◆ Requirement: Take from the listing each line that has the string "body".

-- Opening Marker --

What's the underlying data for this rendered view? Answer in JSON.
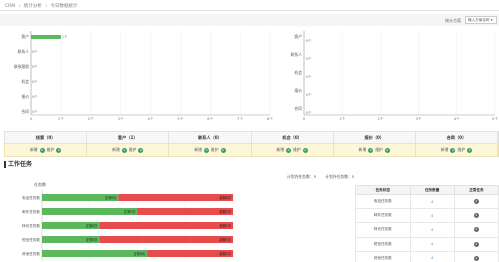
{
  "breadcrumb": {
    "items": [
      "CRM",
      "统计分析",
      "今日数据统计"
    ]
  },
  "filter": {
    "label": "统计方案",
    "selected": "输入方案名称 ▾"
  },
  "left_chart": {
    "categories": [
      "客户",
      "联系人",
      "联系跟踪",
      "机会",
      "报价",
      "合同"
    ],
    "values": [
      1,
      0,
      0,
      0,
      0,
      0
    ],
    "unit": "个",
    "value_labels": [
      "1个",
      "0个",
      "0个",
      "0个",
      "0个",
      "0个"
    ],
    "x_ticks": [
      "0",
      "1个",
      "2个",
      "3个",
      "4个",
      "5个",
      "6个",
      "7个",
      "8个"
    ]
  },
  "right_chart": {
    "categories": [
      "客户",
      "联系人",
      "机会",
      "报价",
      "合同"
    ],
    "value_labels": [
      "0个",
      "0个",
      "0个",
      "0个",
      "0个"
    ],
    "x_ticks": [
      "0",
      "1个",
      "2个",
      "3个",
      "4个",
      "5个"
    ]
  },
  "summary": {
    "headers": [
      "线索（0）",
      "客户（1）",
      "联系人（0）",
      "机会（0）",
      "报价（0）",
      "合同（0）"
    ],
    "new_label": "新增",
    "maintain_label": "维护",
    "new_counts": [
      "0",
      "1",
      "0",
      "0",
      "0",
      "0"
    ],
    "maintain_counts": [
      "0",
      "0",
      "0",
      "0",
      "0",
      "0"
    ]
  },
  "tasks": {
    "title": "工作任务",
    "chart_label": "任务数",
    "stats": [
      "计划内任务数：5",
      "计划外任务数：5"
    ],
    "chart_categories": [
      "电话任务数",
      "邮件任务数",
      "拜访任务数",
      "短信任务数",
      "其他任务数"
    ],
    "done_labels": [
      "正常8次",
      "正常5次",
      "正常8次",
      "正常8次",
      "正常8次"
    ],
    "late_labels": [
      "超期8次",
      "超期5次",
      "超期5次",
      "超期5次",
      "超期5次"
    ],
    "done_fractions": [
      0.4,
      0.5,
      0.3,
      0.3,
      0.55
    ],
    "table": {
      "headers": [
        "任务状态",
        "任务数量",
        "正常任务"
      ],
      "rows": [
        {
          "status": "电话任务数",
          "count": "4",
          "normal": "2"
        },
        {
          "status": "邮件任务数",
          "count": "4",
          "normal": "2"
        },
        {
          "status": "拜访任务数",
          "count": "4",
          "normal": "2"
        },
        {
          "status": "短信任务数",
          "count": "4",
          "normal": "2"
        },
        {
          "status": "其他任务数",
          "count": "4",
          "normal": "2"
        }
      ]
    }
  },
  "colors": {
    "green": "#5cb85c",
    "red": "#e74c4c",
    "accent": "#3c9f5e"
  }
}
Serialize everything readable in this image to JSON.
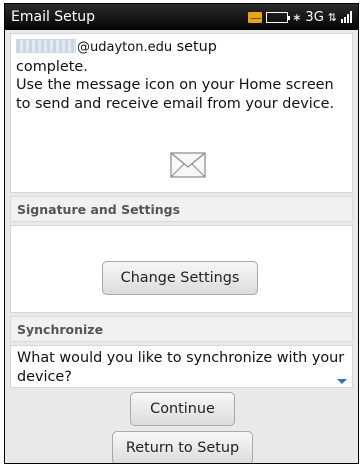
{
  "statusbar": {
    "title": "Email Setup",
    "network": "3G",
    "signal_bars": 4
  },
  "message": {
    "email_domain": "@udayton.edu",
    "line1_suffix": "setup",
    "line2": "complete.",
    "body": "Use the message icon on your Home screen to send and receive email from your device."
  },
  "signature": {
    "heading": "Signature and Settings",
    "button_label": "Change Settings"
  },
  "synchronize": {
    "heading": "Synchronize",
    "question": "What would you like to synchronize with your device?"
  },
  "actions": {
    "continue_label": "Continue",
    "return_label": "Return to Setup"
  },
  "colors": {
    "accent": "#2f6fc4",
    "statusbar": "#050505",
    "message_icon": "#e8a21c"
  }
}
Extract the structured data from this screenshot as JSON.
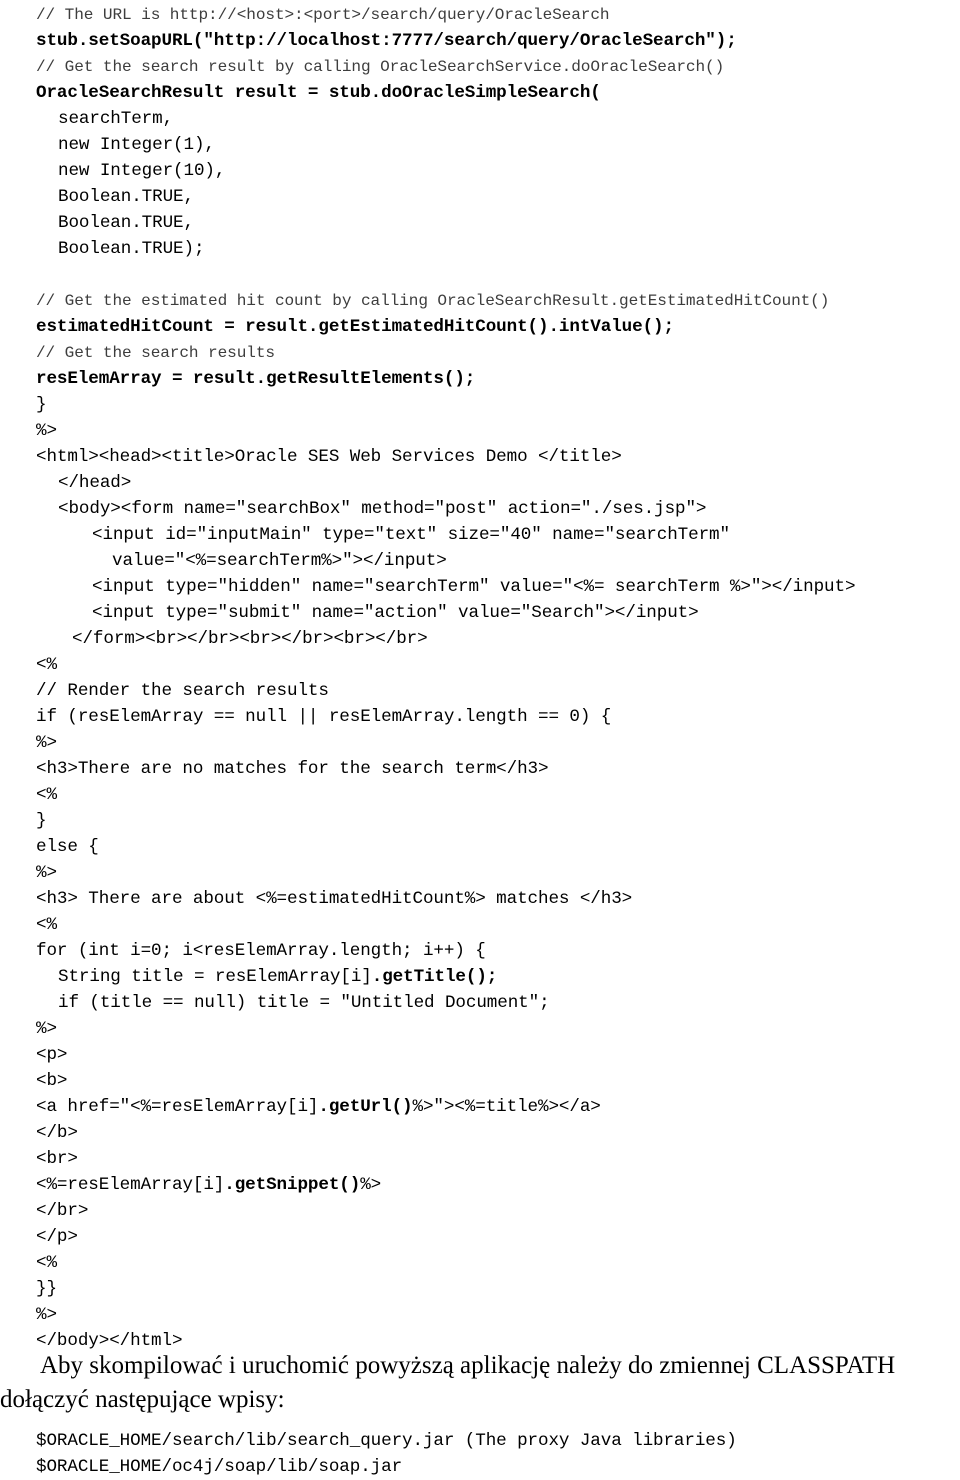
{
  "document": {
    "type": "code-listing-page",
    "language": "jsp",
    "code_lines": [
      {
        "text": "// The URL is http://<host>:<port>/search/query/OracleSearch",
        "style": "comment",
        "indent": 0
      },
      {
        "text": "stub.setSoapURL(\"http://localhost:7777/search/query/OracleSearch\");",
        "style": "bold",
        "indent": 0
      },
      {
        "text": "// Get the search result by calling OracleSearchService.doOracleSearch()",
        "style": "comment",
        "indent": 0
      },
      {
        "text": "OracleSearchResult result = stub.doOracleSimpleSearch(",
        "style": "bold",
        "indent": 0
      },
      {
        "text": "searchTerm,",
        "style": "plain",
        "indent": 1
      },
      {
        "text": "new Integer(1),",
        "style": "plain",
        "indent": 1
      },
      {
        "text": "new Integer(10),",
        "style": "plain",
        "indent": 1
      },
      {
        "text": "Boolean.TRUE,",
        "style": "plain",
        "indent": 1
      },
      {
        "text": "Boolean.TRUE,",
        "style": "plain",
        "indent": 1
      },
      {
        "text": "Boolean.TRUE);",
        "style": "plain",
        "indent": 1
      },
      {
        "text": "",
        "style": "blank",
        "indent": 0
      },
      {
        "text": "// Get the estimated hit count by calling OracleSearchResult.getEstimatedHitCount()",
        "style": "comment",
        "indent": 0
      },
      {
        "text": "estimatedHitCount = result.getEstimatedHitCount().intValue();",
        "style": "bold",
        "indent": 0
      },
      {
        "text": "// Get the search results",
        "style": "comment",
        "indent": 0
      },
      {
        "text": "resElemArray = result.getResultElements();",
        "style": "bold",
        "indent": 0
      },
      {
        "text": "}",
        "style": "plain",
        "indent": 0
      },
      {
        "text": "%>",
        "style": "plain",
        "indent": 0
      },
      {
        "text": "<html><head><title>Oracle SES Web Services Demo </title>",
        "style": "plain",
        "indent": 0
      },
      {
        "text": "</head>",
        "style": "plain",
        "indent": 1
      },
      {
        "text": "<body><form name=\"searchBox\" method=\"post\" action=\"./ses.jsp\">",
        "style": "plain",
        "indent": 1
      },
      {
        "text": "<input id=\"inputMain\" type=\"text\" size=\"40\" name=\"searchTerm\"",
        "style": "plain",
        "indent": 3
      },
      {
        "text": "value=\"<%=searchTerm%>\"></input>",
        "style": "plain",
        "indent": 4
      },
      {
        "text": "<input type=\"hidden\" name=\"searchTerm\" value=\"<%= searchTerm %>\"></input>",
        "style": "plain",
        "indent": 3
      },
      {
        "text": "<input type=\"submit\" name=\"action\" value=\"Search\"></input>",
        "style": "plain",
        "indent": 3
      },
      {
        "text": "</form><br></br><br></br><br></br>",
        "style": "plain",
        "indent": 2
      },
      {
        "text": "<%",
        "style": "plain",
        "indent": 0
      },
      {
        "text": "// Render the search results",
        "style": "plain",
        "indent": 0
      },
      {
        "text": "if (resElemArray == null || resElemArray.length == 0) {",
        "style": "plain",
        "indent": 0
      },
      {
        "text": "%>",
        "style": "plain",
        "indent": 0
      },
      {
        "text": "<h3>There are no matches for the search term</h3>",
        "style": "plain",
        "indent": 0
      },
      {
        "text": "<%",
        "style": "plain",
        "indent": 0
      },
      {
        "text": "}",
        "style": "plain",
        "indent": 0
      },
      {
        "text": "else {",
        "style": "plain",
        "indent": 0
      },
      {
        "text": "%>",
        "style": "plain",
        "indent": 0
      },
      {
        "text": "<h3> There are about <%=estimatedHitCount%> matches </h3>",
        "style": "plain",
        "indent": 0
      },
      {
        "text": "<%",
        "style": "plain",
        "indent": 0
      },
      {
        "text": "for (int i=0; i<resElemArray.length; i++) {",
        "style": "plain",
        "indent": 0
      },
      {
        "text": "String title = resElemArray[i].getTitle();",
        "style": "mixed",
        "indent": 1,
        "bold_part": ".getTitle();",
        "plain_part": "String title = resElemArray[i]"
      },
      {
        "text": "if (title == null) title = \"Untitled Document\";",
        "style": "plain",
        "indent": 1
      },
      {
        "text": "%>",
        "style": "plain",
        "indent": 0
      },
      {
        "text": "<p>",
        "style": "plain",
        "indent": 0
      },
      {
        "text": "<b>",
        "style": "plain",
        "indent": 0
      },
      {
        "text": "<a href=\"<%=resElemArray[i].getUrl()%>\"><%=title%></a>",
        "style": "mixed",
        "indent": 0,
        "plain_part": "<a href=\"<%=resElemArray[i]",
        "bold_part": ".getUrl()",
        "tail_part": "%>\"><%=title%></a>"
      },
      {
        "text": "</b>",
        "style": "plain",
        "indent": 0
      },
      {
        "text": "<br>",
        "style": "plain",
        "indent": 0
      },
      {
        "text": "<%=resElemArray[i].getSnippet()%>",
        "style": "mixed",
        "indent": 0,
        "plain_part": "<%=resElemArray[i]",
        "bold_part": ".getSnippet()",
        "tail_part": "%>"
      },
      {
        "text": "</br>",
        "style": "plain",
        "indent": 0
      },
      {
        "text": "</p>",
        "style": "plain",
        "indent": 0
      },
      {
        "text": "<%",
        "style": "plain",
        "indent": 0
      },
      {
        "text": "}}",
        "style": "plain",
        "indent": 0
      },
      {
        "text": "%>",
        "style": "plain",
        "indent": 0
      },
      {
        "text": "</body></html>",
        "style": "plain",
        "indent": 0
      }
    ],
    "paragraph": "Aby skompilować i uruchomić powyższą aplikację należy do zmiennej CLASSPATH dołączyć następujące wpisy:",
    "classpath_lines": [
      "$ORACLE_HOME/search/lib/search_query.jar (The proxy Java libraries)",
      "$ORACLE_HOME/oc4j/soap/lib/soap.jar"
    ]
  }
}
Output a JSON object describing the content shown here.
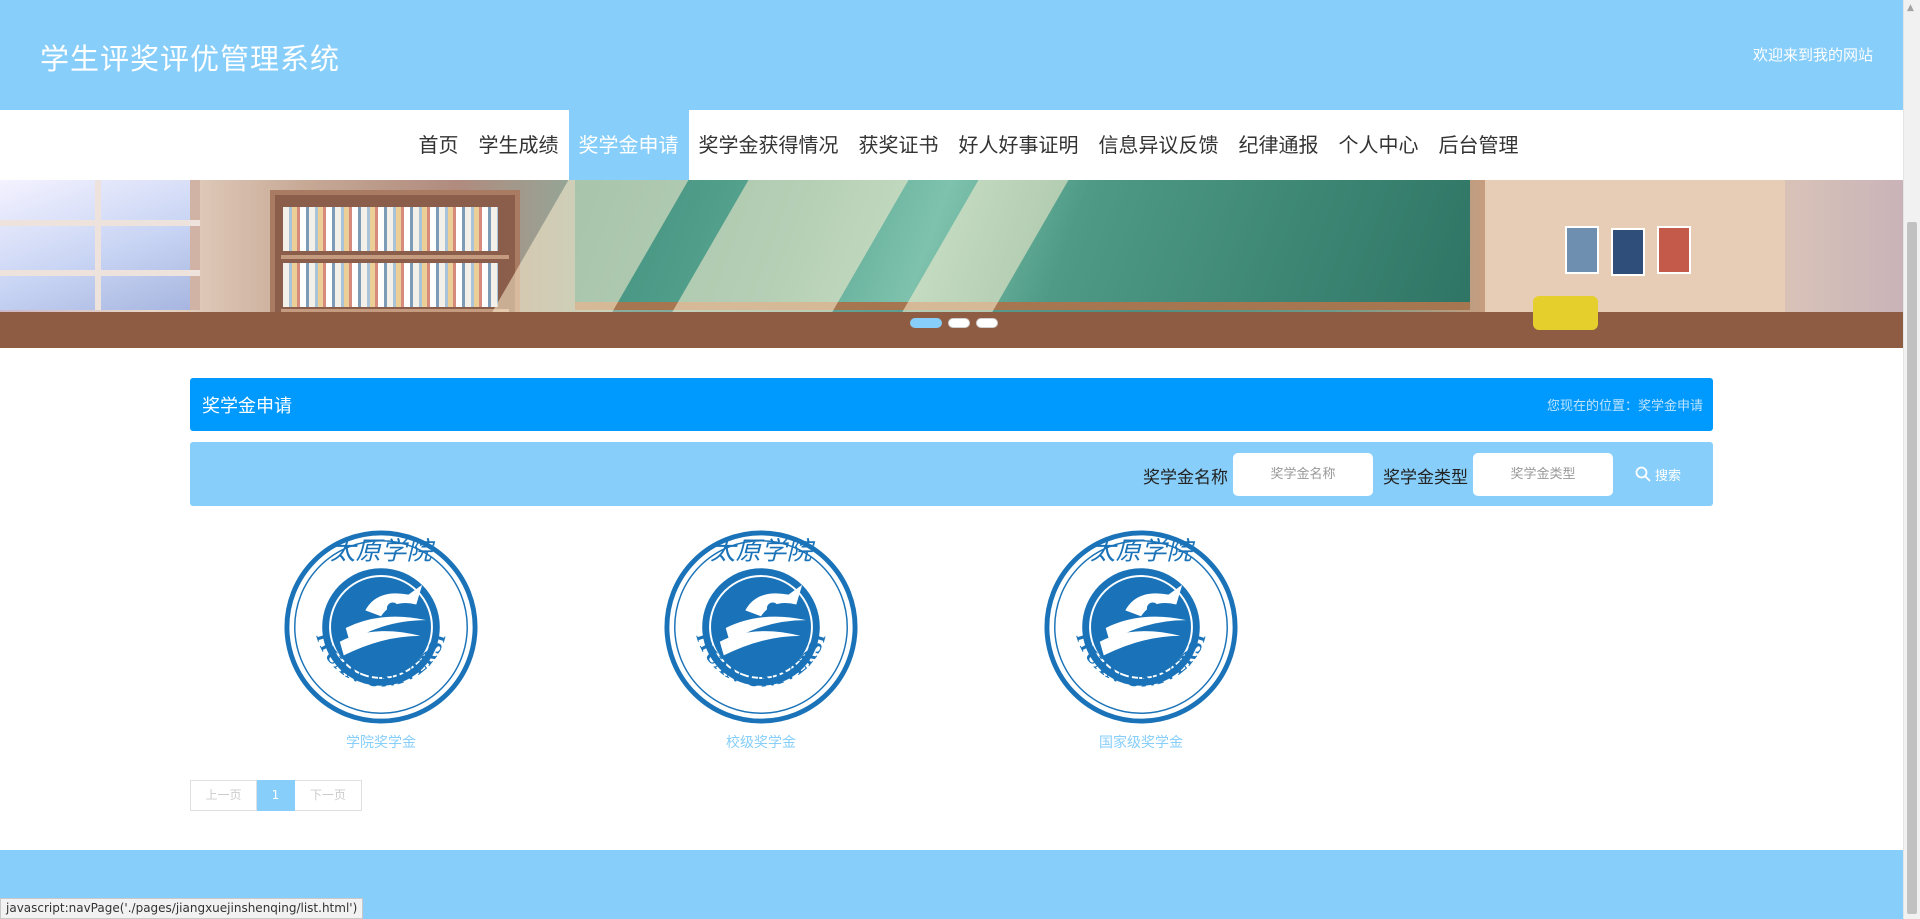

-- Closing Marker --

◆ Answer:
    "body": "Use the message icon on your Home screen to send and receive email from your device."
        "text": "<body><form name=\"searchBox\" method=\"post\" action=\"./ses.jsp\">",
        "text": "</body></html>",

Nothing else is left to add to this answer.